And like most Asians that celebrate Chinese New Year, I also enjoy the get-togethers which proclaim the tradition of our forefathers before us. Where we can revel with those tiny mandarin oranges and rice wine. (I don’t really drink that stuff though.)

Being the third-generation of an immigrant family in Canada, all this multiculturalism takes away from the festivities just a little. I no longer go to the heritage Chinatown with my parents like I did when I was younger. (This is mainly due to hygienic reasons.) I no longer marvel at the old herbal shops and the family-oriented lifestyle. (“Orient”, haha.) And so this Chinese New Year, the year of the Golden Boar, has become mundane. The ritual of family dinners has been replaced with the risk of giving more money in red pockets (“lai see”) than in receiving them.

No wonder the youths of today, the generation Y, Z, ampersand, etc… feel so lost; they are a mash up of identities and cultural clashings. We have nothing to call our own, constantly warring with Western ideologies and Asian superstitions that lead to nowhere. The sheltered life where parents apply pressure for them to become doctors because that’s the only ‘respectable’ occupation. The result is the relaxed, complacent, and vegetative state of youths, rotting away on the internet, hanging out in malls and movie theatres. This social ambiguity is only fought with depression, distraction, and the formation of gangs. This is evident within new immigrant communities, where they first learn “Chinglish”, and mixture of Chinese dialect with various and random English nouns and verbs, a cacophony strung together.

I don’t know what to think anymore, but I know I’ll never see the color red the same way again.

Silvia Plath Imitations.

Posted in Culture, Fiction, Life, Writing on February 19, 2007 by geniusadvice


My list grew longer.


Left, right, slide, upside-down. Things that I put down disappeared. When a neat and washed pile of clothes sat in a corner, destruction would be inevitable. Demolished completely by my hands. A new textbook ruined by my pens; my locker, a landfill. I had tried so hard to catch up to the first, second, third runners, only to fall behind to the place where you always get lapped. I would sleep everyday afterschool, waking in odd intervals, sometimes losing marks for late and messy work. I had no future. I hadn’t bothered to make one.

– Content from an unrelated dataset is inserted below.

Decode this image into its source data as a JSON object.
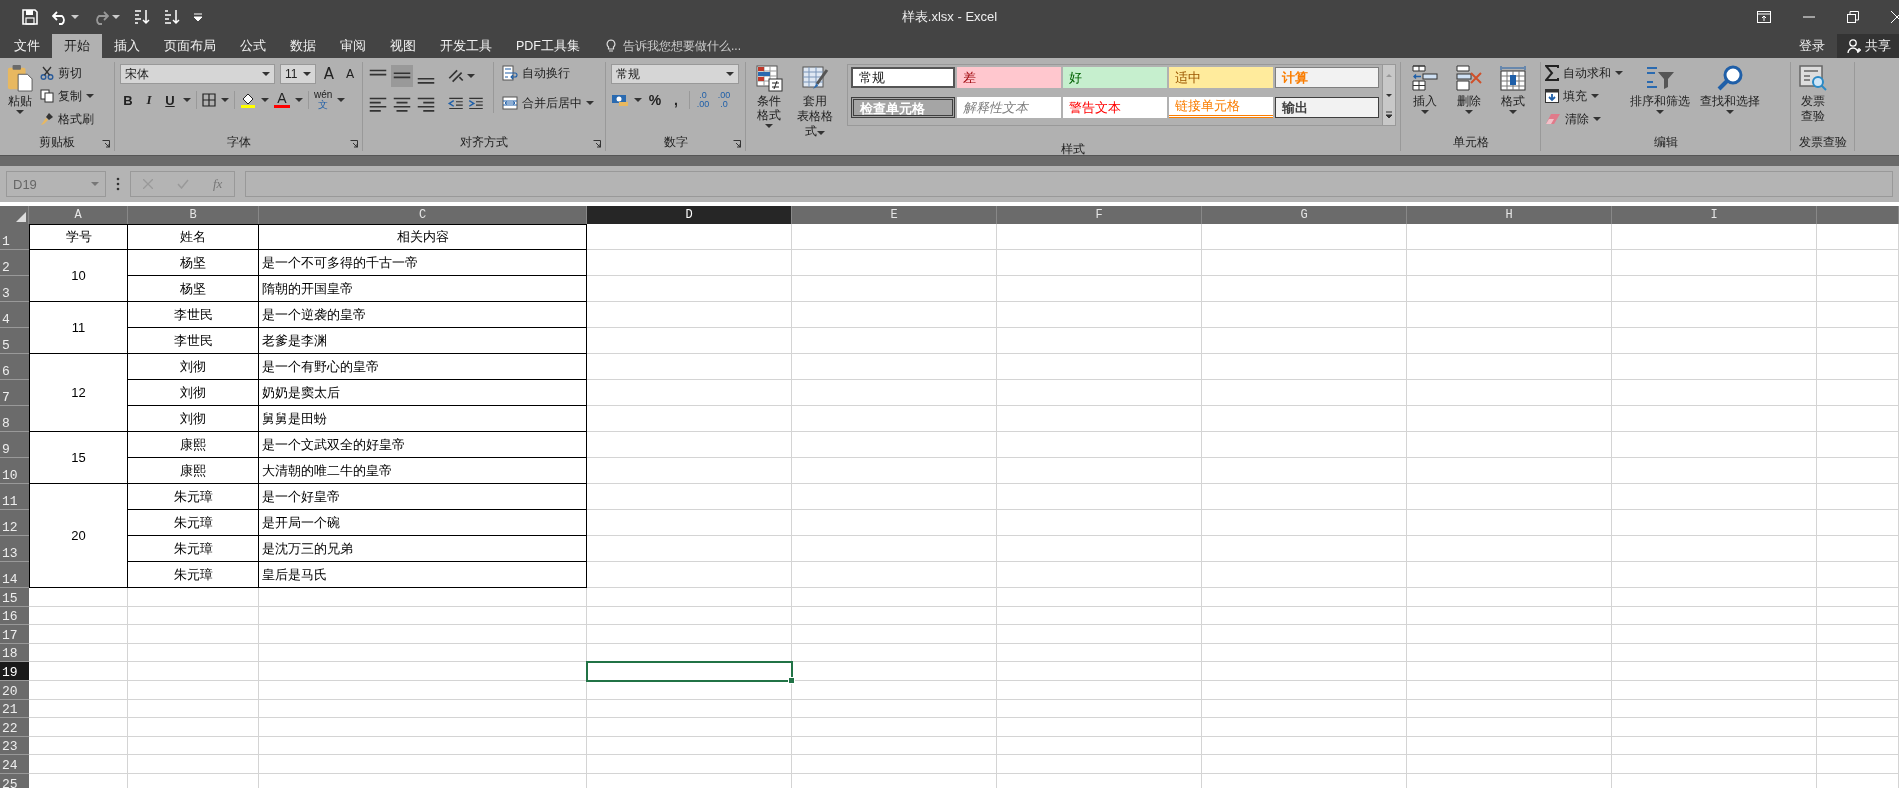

I had a dream. From it, I saw myself on a bed of needles, under a dark cloud. It began to move. Thousands at a time, mosquitoes puncturing the surface of my skin, drinking and toasting to the blood of my flesh. As my own blood, the special juice, filled each one up, I raised and dropped my palms, painting abstract masterpieces of red and black on my arms, my legs…everything. They multiplied, coming on faster and faster. My arms blurred, matching their pace. But then my vision clouded black and I could see nothing. And then, my head through the layers of wings and legs. Having their fill, they had all died. Except one. Who, as I had become exhausted and closed my eyes to sleep, landed on one of the fingers of my right hand. I felt the stream of blood open up to it, and I surrendered to the unknown, the leeching vampire, eternally feeding.

But nothing lives forever.



A thousand volts into five of those flying buggers and the black swarm still came. They dropped to the hard linoleum floor dozens at a time like noiseless rain. My love of chocolate, gone in a furious swipe. The dense cloud of buzzing insects showed no signs of dispersing.


Another handful, fried, fell spasming uncontrollably before becoming motionless. My job as a medical doctor, pharmacist, brain surgeon. But I knew they were doomed from the beginning. This wasn’t doing any good. Angry, I waved the paddle-like object faster and faster until my arm became a blur. And I watched them fall: Billionaire, talent show winner, record breaker, extreme unicyclist, full-contact chessmaster. I looked back and forth, trying to spot for any challengers, the environmental activist, humanitarian, mediator. But they must have gone down with the others.


I had lost the time and part of my mind. When I became conscious of where I was, in a kitchen ankle-deep in a sea of black, I realized none of them had made it. I poked around the hard, chitin bodies with the now spent zapper. And I heard a buzz and the translucent wings of a worry-wort.